→ **Task prompt**
Give the records again in full, exactly as they appear.

Dataset rows for apps and sites
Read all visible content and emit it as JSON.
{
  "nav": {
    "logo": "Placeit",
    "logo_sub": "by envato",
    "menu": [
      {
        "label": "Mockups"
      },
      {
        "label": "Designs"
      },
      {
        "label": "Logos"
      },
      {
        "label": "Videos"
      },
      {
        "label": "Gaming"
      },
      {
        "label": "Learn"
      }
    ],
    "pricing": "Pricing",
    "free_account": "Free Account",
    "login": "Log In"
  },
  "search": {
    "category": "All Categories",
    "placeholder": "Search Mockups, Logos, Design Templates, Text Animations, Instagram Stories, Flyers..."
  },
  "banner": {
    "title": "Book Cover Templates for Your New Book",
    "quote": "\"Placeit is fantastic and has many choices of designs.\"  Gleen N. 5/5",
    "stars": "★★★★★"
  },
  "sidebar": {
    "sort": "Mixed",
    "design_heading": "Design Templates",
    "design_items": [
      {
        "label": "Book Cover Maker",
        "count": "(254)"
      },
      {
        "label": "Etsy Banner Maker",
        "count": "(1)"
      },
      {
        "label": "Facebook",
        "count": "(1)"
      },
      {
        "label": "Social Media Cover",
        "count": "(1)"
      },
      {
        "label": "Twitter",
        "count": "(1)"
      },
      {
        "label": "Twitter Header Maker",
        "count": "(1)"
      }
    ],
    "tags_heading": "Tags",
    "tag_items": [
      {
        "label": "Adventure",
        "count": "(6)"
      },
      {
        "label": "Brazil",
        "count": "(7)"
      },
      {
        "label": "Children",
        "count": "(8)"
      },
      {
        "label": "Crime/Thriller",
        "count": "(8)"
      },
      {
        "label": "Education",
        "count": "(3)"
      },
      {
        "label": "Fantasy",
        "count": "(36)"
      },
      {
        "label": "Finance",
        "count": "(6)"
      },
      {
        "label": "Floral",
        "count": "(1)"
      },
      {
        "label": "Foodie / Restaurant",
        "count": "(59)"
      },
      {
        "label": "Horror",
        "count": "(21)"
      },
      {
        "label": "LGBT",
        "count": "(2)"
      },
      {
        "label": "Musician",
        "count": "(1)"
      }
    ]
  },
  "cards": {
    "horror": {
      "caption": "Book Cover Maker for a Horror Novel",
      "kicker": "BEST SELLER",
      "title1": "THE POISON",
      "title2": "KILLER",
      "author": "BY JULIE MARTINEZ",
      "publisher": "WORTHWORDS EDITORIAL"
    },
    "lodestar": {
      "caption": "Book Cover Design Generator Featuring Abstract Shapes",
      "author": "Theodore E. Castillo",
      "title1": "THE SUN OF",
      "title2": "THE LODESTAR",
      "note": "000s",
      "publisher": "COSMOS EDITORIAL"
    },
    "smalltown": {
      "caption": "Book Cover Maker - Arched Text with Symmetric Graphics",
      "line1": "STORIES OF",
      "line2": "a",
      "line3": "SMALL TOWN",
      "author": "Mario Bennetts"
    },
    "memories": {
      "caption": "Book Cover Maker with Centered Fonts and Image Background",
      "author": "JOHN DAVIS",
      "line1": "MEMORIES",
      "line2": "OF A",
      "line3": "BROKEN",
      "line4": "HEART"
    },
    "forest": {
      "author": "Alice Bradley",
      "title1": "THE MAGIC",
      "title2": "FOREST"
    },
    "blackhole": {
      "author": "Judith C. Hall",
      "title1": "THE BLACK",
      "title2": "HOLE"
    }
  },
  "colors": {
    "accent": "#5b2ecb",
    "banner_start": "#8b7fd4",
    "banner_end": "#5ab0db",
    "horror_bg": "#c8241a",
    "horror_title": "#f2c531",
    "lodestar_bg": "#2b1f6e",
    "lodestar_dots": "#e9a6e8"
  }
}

→ **Reply to the task**
Read all visible content and emit it as JSON.
{
  "nav": {
    "logo": "Placeit",
    "logo_sub": "by envato",
    "menu": [
      {
        "label": "Mockups"
      },
      {
        "label": "Designs"
      },
      {
        "label": "Logos"
      },
      {
        "label": "Videos"
      },
      {
        "label": "Gaming"
      },
      {
        "label": "Learn"
      }
    ],
    "pricing": "Pricing",
    "free_account": "Free Account",
    "login": "Log In"
  },
  "search": {
    "category": "All Categories",
    "placeholder": "Search Mockups, Logos, Design Templates, Text Animations, Instagram Stories, Flyers..."
  },
  "banner": {
    "title": "Book Cover Templates for Your New Book",
    "quote": "\"Placeit is fantastic and has many choices of designs.\"  Gleen N. 5/5",
    "stars": "★★★★★"
  },
  "sidebar": {
    "sort": "Mixed",
    "design_heading": "Design Templates",
    "design_items": [
      {
        "label": "Book Cover Maker",
        "count": "(254)"
      },
      {
        "label": "Etsy Banner Maker",
        "count": "(1)"
      },
      {
        "label": "Facebook",
        "count": "(1)"
      },
      {
        "label": "Social Media Cover",
        "count": "(1)"
      },
      {
        "label": "Twitter",
        "count": "(1)"
      },
      {
        "label": "Twitter Header Maker",
        "count": "(1)"
      }
    ],
    "tags_heading": "Tags",
    "tag_items": [
      {
        "label": "Adventure",
        "count": "(6)"
      },
      {
        "label": "Brazil",
        "count": "(7)"
      },
      {
        "label": "Children",
        "count": "(8)"
      },
      {
        "label": "Crime/Thriller",
        "count": "(8)"
      },
      {
        "label": "Education",
        "count": "(3)"
      },
      {
        "label": "Fantasy",
        "count": "(36)"
      },
      {
        "label": "Finance",
        "count": "(6)"
      },
      {
        "label": "Floral",
        "count": "(1)"
      },
      {
        "label": "Foodie / Restaurant",
        "count": "(59)"
      },
      {
        "label": "Horror",
        "count": "(21)"
      },
      {
        "label": "LGBT",
        "count": "(2)"
      },
      {
        "label": "Musician",
        "count": "(1)"
      }
    ]
  },
  "cards": {
    "horror": {
      "caption": "Book Cover Maker for a Horror Novel",
      "kicker": "BEST SELLER",
      "title1": "THE POISON",
      "title2": "KILLER",
      "author": "BY JULIE MARTINEZ",
      "publisher": "WORTHWORDS EDITORIAL"
    },
    "lodestar": {
      "caption": "Book Cover Design Generator Featuring Abstract Shapes",
      "author": "Theodore E. Castillo",
      "title1": "THE SUN OF",
      "title2": "THE LODESTAR",
      "note": "000s",
      "publisher": "COSMOS EDITORIAL"
    },
    "smalltown": {
      "caption": "Book Cover Maker - Arched Text with Symmetric Graphics",
      "line1": "STORIES OF",
      "line2": "a",
      "line3": "SMALL TOWN",
      "author": "Mario Bennetts"
    },
    "memories": {
      "caption": "Book Cover Maker with Centered Fonts and Image Background",
      "author": "JOHN DAVIS",
      "line1": "MEMORIES",
      "line2": "OF A",
      "line3": "BROKEN",
      "line4": "HEART"
    },
    "forest": {
      "author": "Alice Bradley",
      "title1": "THE MAGIC",
      "title2": "FOREST"
    },
    "blackhole": {
      "author": "Judith C. Hall",
      "title1": "THE BLACK",
      "title2": "HOLE"
    }
  },
  "colors": {
    "accent": "#5b2ecb",
    "banner_start": "#8b7fd4",
    "banner_end": "#5ab0db",
    "horror_bg": "#c8241a",
    "horror_title": "#f2c531",
    "lodestar_bg": "#2b1f6e",
    "lodestar_dots": "#e9a6e8"
  }
}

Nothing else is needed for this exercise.